THE Clinton administration may well win endorsement from the United Nations this week for a US-led invasion to oust Haiti's illegal rulers.
The debate then would shift to whether such added UN clout would finally persuade Haiti's military leaders to resign or if only full-scale invasion could restore democratic rule to Haiti. For now, it is anyone's guess.
``If the Security Council adopts the US resolution, that would make [invasion] legal under international law ... and I'll bet the US would invade,'' says Anthony Clark Arend, a UN expert at Georgetown University in Washington. (US views on invasion, Page 4.)
Thomas Carothers, an international lawyer with the Carnegie Endowment for International Peace, says UN authorization would be a major boost diplomatically and legally for the United States. Still, he doubts the UN blessing would boost lackluster US domestic political support. ``That's what has really stopped an invasion, not lack of legal authorization,'' he says.
People such as Rep. Bill Richardson (D) of New Mexico are still pressing for a diplomatic solution. He met with Haiti's military commander Lt. Gen. Raoul Cedras last week and said the general definitely ``feels the heat'' of US pressure.
The US hopes to gain Council authorization for an invasion by the end of this week, US officials say. US Ambassador to the UN Madeleine Albright says there is ``remarkable unanimity'' on Haiti in the Council. ``I think everybody understands the necessity for moving on this,'' she has said.
The UN has made several efforts to resolve the impasse in Haiti. UN officials helped broker the now-collapsed Governors Island Accord aimed at returning Haiti's elected President Jean-Bertrand Aristide to power.
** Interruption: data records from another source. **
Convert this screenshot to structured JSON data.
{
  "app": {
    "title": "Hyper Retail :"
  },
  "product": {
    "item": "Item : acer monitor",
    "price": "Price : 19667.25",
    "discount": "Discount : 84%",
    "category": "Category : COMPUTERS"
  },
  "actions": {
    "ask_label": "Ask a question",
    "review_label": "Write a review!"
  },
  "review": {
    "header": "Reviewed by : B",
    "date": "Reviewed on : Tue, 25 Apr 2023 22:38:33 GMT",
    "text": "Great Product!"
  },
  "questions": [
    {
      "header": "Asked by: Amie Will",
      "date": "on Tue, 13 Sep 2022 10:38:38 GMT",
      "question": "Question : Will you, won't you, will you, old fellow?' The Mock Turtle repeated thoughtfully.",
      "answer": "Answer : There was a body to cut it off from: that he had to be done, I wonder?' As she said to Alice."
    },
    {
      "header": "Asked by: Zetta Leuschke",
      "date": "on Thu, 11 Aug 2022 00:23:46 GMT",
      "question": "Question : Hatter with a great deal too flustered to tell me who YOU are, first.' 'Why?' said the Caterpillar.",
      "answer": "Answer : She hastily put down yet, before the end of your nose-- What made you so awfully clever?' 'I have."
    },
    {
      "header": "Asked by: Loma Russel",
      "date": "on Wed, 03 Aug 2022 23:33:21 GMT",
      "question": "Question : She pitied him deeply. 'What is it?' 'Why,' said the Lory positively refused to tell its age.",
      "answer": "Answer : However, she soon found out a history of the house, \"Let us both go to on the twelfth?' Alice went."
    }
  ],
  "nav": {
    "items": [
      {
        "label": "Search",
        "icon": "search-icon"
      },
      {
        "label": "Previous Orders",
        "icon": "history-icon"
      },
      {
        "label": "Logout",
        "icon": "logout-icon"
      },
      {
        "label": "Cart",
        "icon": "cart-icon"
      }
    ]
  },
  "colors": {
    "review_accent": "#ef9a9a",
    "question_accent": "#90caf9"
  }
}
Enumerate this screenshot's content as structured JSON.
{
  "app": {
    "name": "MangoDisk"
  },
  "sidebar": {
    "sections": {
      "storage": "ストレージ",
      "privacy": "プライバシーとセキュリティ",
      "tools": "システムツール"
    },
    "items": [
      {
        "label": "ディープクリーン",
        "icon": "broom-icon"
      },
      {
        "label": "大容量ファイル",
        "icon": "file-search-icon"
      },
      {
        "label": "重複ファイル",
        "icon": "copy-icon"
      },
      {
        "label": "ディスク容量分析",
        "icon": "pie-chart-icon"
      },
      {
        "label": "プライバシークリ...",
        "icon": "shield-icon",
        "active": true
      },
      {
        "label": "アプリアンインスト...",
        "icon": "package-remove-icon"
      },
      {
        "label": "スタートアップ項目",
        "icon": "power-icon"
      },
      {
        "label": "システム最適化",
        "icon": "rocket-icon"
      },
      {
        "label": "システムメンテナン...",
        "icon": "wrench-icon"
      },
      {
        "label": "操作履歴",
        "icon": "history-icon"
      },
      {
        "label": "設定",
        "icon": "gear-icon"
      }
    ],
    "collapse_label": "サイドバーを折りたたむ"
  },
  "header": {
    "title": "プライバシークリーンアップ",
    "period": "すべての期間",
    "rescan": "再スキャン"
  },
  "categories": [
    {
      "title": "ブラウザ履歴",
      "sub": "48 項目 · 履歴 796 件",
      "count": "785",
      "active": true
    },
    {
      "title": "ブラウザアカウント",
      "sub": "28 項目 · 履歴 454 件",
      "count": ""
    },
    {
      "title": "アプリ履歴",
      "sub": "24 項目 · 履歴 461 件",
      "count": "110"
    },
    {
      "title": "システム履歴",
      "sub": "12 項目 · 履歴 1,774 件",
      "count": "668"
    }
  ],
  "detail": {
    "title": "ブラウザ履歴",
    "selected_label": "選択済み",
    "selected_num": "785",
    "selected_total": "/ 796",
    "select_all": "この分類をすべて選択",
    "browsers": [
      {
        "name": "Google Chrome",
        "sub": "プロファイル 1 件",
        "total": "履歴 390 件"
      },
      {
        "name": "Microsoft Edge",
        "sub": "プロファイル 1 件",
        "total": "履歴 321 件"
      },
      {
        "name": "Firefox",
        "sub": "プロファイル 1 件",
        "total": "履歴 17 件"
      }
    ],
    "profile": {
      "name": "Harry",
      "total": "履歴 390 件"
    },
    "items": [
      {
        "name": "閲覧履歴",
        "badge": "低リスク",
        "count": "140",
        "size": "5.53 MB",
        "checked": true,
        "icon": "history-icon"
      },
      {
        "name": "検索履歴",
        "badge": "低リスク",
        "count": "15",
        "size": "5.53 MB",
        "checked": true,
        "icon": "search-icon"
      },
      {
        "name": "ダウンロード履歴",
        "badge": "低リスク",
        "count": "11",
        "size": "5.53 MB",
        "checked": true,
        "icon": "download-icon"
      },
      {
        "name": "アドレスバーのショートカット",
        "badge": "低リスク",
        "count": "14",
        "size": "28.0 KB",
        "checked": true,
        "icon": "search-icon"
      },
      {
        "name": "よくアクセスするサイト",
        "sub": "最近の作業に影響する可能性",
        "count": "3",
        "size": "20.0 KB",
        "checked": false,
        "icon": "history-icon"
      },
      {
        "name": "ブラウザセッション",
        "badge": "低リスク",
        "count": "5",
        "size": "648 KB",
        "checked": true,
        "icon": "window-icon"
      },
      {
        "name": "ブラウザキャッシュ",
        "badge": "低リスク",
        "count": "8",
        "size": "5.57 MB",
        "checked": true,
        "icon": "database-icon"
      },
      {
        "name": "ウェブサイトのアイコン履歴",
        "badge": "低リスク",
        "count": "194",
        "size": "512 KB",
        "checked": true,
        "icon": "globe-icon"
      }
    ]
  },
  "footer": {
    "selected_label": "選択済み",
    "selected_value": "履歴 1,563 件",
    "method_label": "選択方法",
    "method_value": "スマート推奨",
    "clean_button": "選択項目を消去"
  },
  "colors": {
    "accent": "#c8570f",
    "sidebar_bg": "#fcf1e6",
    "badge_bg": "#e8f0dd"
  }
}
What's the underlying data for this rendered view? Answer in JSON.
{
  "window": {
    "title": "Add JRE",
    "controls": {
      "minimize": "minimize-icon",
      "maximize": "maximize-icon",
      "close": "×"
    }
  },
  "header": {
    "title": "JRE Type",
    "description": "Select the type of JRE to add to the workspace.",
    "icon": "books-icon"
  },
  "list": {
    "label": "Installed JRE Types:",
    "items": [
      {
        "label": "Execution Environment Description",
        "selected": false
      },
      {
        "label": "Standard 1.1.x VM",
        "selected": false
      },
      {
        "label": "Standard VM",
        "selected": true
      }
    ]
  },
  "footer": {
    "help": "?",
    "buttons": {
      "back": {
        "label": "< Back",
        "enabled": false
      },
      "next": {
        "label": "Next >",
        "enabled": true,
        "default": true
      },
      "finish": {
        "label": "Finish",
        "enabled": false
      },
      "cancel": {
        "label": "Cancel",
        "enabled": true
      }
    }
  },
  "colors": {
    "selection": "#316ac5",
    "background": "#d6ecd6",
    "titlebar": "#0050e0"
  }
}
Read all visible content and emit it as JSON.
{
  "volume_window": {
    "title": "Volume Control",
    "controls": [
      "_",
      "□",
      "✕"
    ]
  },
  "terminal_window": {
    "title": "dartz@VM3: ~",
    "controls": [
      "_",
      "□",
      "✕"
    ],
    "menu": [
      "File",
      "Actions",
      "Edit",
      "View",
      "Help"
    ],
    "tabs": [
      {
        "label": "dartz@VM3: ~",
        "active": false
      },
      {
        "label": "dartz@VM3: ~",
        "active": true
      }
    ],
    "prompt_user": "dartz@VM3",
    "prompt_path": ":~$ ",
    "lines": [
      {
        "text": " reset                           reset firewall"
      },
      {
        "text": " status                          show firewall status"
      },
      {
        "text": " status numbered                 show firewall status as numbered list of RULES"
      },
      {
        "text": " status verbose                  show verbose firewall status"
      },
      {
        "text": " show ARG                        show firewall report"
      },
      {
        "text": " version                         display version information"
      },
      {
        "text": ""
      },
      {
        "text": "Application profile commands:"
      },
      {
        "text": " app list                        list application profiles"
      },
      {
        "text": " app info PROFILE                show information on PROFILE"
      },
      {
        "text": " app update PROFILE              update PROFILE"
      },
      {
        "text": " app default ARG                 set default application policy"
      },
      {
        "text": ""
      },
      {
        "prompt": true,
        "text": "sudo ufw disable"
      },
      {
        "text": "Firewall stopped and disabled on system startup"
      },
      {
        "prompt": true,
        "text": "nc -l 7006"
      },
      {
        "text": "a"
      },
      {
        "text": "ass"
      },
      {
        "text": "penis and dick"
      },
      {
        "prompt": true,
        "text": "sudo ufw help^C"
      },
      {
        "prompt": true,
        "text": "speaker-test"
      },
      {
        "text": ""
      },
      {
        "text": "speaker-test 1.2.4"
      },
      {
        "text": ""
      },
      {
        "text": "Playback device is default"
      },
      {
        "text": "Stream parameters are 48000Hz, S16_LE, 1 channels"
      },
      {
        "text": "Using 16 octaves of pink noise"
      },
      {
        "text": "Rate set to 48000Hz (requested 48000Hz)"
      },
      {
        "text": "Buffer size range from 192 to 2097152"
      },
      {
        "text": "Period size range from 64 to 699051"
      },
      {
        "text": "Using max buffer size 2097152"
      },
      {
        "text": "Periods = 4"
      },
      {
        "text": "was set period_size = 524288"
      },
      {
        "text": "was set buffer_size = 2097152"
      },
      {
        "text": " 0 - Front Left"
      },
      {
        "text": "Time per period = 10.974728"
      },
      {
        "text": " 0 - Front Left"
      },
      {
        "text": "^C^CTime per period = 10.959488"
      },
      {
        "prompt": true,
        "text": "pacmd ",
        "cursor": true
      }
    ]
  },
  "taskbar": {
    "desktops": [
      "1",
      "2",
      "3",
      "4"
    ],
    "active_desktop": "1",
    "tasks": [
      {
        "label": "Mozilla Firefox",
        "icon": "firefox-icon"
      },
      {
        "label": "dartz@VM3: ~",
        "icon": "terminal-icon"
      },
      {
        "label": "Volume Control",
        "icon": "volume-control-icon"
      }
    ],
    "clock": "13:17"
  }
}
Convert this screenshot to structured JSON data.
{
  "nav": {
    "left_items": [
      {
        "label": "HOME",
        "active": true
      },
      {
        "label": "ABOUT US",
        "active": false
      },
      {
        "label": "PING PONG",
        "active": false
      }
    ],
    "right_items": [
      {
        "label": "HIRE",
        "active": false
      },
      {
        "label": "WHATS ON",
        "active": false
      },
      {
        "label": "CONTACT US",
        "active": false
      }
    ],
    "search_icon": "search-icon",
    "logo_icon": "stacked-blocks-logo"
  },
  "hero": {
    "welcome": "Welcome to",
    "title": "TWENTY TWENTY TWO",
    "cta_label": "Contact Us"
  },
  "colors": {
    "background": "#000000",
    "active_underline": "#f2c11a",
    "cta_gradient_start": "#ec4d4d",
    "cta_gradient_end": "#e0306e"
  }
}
The Council recently toughened sanctions on Haiti and condemned the regime's ``defiant'' July 11 move to oust about 100 human-rights monitors of UN and Organization of American States (OAS).
``I think there's a fair chance that the US resolution will go through, though it will depend on how it's worded, and a strong US diplomatic effort will be required,'' says a Western diplomat on the Council. ``There certainly is a sense of frustration about what's been happening with Haiti. At the same time, some members have reservations about just giving a green light to one country to ... do its own thing.''
Other unilateral action
The Council recently gave such go-aheads, though with limits, to France, which wanted to send troops to Rwanda where the UN faced recruitment difficulties, and to Russia, which wanted UN endorsement for its troop deployment in Georgia.
In the case of Haiti, a July 15 report to the Council on revising the mandate for the almost defunct UN Mission in Haiti (UNMIH) by Secretary-General Boutros Boutros-Ghali effectively opened the door to the US proposal. He said as many as 15,000 troops might be needed to establish a ``secure environment'' in Haiti. Since the UN is in no position to recruit such a large force quickly, he said, the Council might consider authorizing an international force to do the job as it did four years ago with the US-led coalition in the Gulf war.
Mr. Boutros-Ghali said when the climate in Haiti improved, several hundred UNMIH peacekeepers could be sent in to help modernize the Army, train police, and rebuild Haiti's infrastructure.
In his report, Boutros-Ghali was ambiguous about just when a UN-endorsed force should actually intervene in Haiti. He said: ``I fully support the Security Council's wish to plan urgently for effective action to bring this situation to an end and restore the legitimate authorities.''
If the UN does support the US proposal, troop contributors would have to foot the bill. That could enhance the plan's appeal; UN members are more than $2 billion in arrears on peacekeeping payments.
No veto likely
Neither China - though its diplomats always voice concern about the need to preserve national sovereignty, nor Russia, which got the Georgia endorsement it sought a few days ago - is considered likely to veto the US proposal on Haiti.
Still, a few Council diplomats argue that the Haiti situation is not the direct threat to world peace that Iraq's aggression in Kuwait was. Such a determination is a prerequisite for Council authorization of use of force under Chapter 7 of the UN Charter. Boutros-Ghali makes the case in his report for authorizing force by saying that any troops trying to establish a secure environment in Haiti are likely to face either targeted or incidental violence.
Yet Carnegie's Mr. Carothers says the Council already formally determined last fall, after the Governors Island Accord was broken, that the Haiti standoff was a threat to global peace. ``The Council has already made `the big leap,' '' he says. ``The US is only asking the Council to take one more small step to determine what kind of response is appropriate under Chapter 7.''
Long-standing opposition by most OAS members to intervention in Latin America by any foreign forces makes the US decision to turn to the UN for support a logical move, says David Scott Palmer, director of Latin American Studies at Boston University. Haiti, he says, is the only example of a military takeover of an elected, democratic government in Latin America since 1980. Four of the seven Latin America coups of the 1980s, he says, were aimed, by contrast, at ushering in rather than crushing democracy.